Rebeca Mendoza was born in Buenos Aires on October 24th 1967. Since she was very little she felt attracted to drawing and painting. At the age of six she stated painting on canvas-covered cardboard from a personal and free perspective even though she had never attended painting classes. At the age of 15 (1982), she entered the Regina Paccis School of Fine Arts and after completing her studies there she entered the Prilidiano Pueyrredón National School of Fine Arts where she was granted her degree of Professor of Painting in 1990. Her professors included Miguel Ángel Vidal y Ary Brizzi, among others. Outside these schools, the teachers that deeply influenced her career were Alberto Delmonte, painter, and Aurellio Macchi, sculptor.

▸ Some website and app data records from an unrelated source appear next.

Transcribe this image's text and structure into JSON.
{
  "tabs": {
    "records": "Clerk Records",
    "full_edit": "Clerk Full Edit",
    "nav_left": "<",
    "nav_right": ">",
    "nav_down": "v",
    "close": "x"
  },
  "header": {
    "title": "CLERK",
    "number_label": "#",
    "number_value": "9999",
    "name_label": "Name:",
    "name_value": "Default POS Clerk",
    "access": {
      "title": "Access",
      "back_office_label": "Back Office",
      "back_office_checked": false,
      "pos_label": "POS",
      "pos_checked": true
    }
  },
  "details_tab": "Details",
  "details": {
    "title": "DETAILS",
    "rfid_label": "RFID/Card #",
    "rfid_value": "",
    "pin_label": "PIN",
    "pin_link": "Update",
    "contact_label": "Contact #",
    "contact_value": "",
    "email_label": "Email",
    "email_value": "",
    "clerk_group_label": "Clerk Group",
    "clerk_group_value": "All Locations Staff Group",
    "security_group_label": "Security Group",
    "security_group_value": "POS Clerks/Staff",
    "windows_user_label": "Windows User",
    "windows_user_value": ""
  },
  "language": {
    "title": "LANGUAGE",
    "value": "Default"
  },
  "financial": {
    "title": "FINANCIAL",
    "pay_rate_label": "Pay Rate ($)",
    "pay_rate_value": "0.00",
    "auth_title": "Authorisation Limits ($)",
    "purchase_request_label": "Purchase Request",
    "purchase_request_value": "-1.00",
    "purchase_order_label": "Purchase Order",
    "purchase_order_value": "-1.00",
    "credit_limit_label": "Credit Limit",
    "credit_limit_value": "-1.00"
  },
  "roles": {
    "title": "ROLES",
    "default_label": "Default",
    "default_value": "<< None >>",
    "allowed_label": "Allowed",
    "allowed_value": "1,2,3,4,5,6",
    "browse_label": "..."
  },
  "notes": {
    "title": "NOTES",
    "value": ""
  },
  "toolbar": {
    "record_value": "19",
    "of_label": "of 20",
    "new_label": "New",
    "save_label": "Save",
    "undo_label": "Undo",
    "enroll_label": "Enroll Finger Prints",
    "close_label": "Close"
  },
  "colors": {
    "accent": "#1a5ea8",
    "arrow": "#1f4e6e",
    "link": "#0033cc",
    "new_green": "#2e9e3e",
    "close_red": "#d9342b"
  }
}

Her beginnings were clearly figurative. In the ’80s she asserted that she only understood figurative art and that she would never paint abstract art. By that time, her paintings were portraits, still life and human figures. For seven years she studied live model with Aurelio Macchi, the distinguished Argentine sculptor. Focusing in the craft of drawing set the basis for one of her most important current concepts: “the structure of the body is a wholeness in which the good relationship between the parts contains the harmony of the whole.” Subsequently, it will be seen how this system of relationships defines in her a decisive way of observing and interpreting the universe.
Simultaneously, in the late ’80s, she entered the Painting Workshop of Alberto Delmonte, who introduced her to the first concepts of constructivist art of the Torres García School of the Río de la Plata. Once again, without being aware of it at that time, it was Delmonte who taught her about the relationships and structures that respond to themselves rather than to an imitation of reality. Undoubtedly, it was up to her to go deeper into that aspect and get rid of the need to consider the appearance of things. That stage was a period of synthesis and enjoyment of structures themselves. She started playing freely with certain natural symbols that emerged before her and used the golden number, or golden ratio, as composition method.
In 1994, in a trip to the United States, she became acquainted with a group of artists in New York and decided to stay there. Junko Ishijara, from Gallery Juno, was interested in her work and gave her the opportunity to prepare a solo show a year in advance. That was a turning point and she decided to look for a studio and settle in that city. She moved to Lower East Side, Manhattan, in Clemente Soto Vélez, an artistic center hosting more than 70 artists. For the following six years, she devoted her time to painting, participated in several shows, worked in Studio in a School as an artist/teacher and started practicing yoga and Zen meditation, two disciplines that helped resignify her work in relation to body, emotion and action. After being almost seven years there, she started travelling frequently to Argentina to be in contact with her beloved ones. She felt that it was a key moment in which she had to decide if she would stay in New York or if she would come back to Argentina.
I met her in 1999 and our friendship has been growing since then. Finally, she decided to come back to our country and work from her place of origin. A very rewarding fate was waiting for her here, with an immense humanistic growth, essentially. She founded, almost unknowingly, an art school where many people, including myself, found a space where to discover their inner self and express it through the plastic arts. With a highly convincing philosophy of self-knowledge, Rebeca immersed her students in their own universes so that they could bring out through the language of painting their deepest desires.
Throughout the following decade she worked tirelessly in her paintings and teaching in her workshop. In 2011, in Buenos Aires, Ricardo Coppa Oliver became interested in her work and since then he was the director of galleries who presented her work in several occasions in both solo and collective shows. On May 21th 2014, Ricardo inaugurated the show Dialogues by Rebeca and a group of students. This was the last show presented in his gallery, since several days later he passed away, leaving this show as the conclusion of his career as director of galleries. For Rebeca, the look of Ricardo Coppa was an invaluable stimulus, because of his prestige and experience as director of galleries, founder of Palatine, Principium, and then Galería Coppa Oliver, and also because he was the one directing the work of her teacher Delmonte when she was studying with him in the late eighties.
Today, after these comings and goings, Rebeca Mendoza, whom I deeply know, comes back to New York invited by gallery director Junko Ishijara to present Beyond Words in Gallery Juno.
Rebeca’s paintings have strong existential connotations, which do not only help her understand her passing through life, but also invite those who contemplate them to connect with the language she so deeply believes in and which she calls beyond words.
Agustina Lopez Saubidet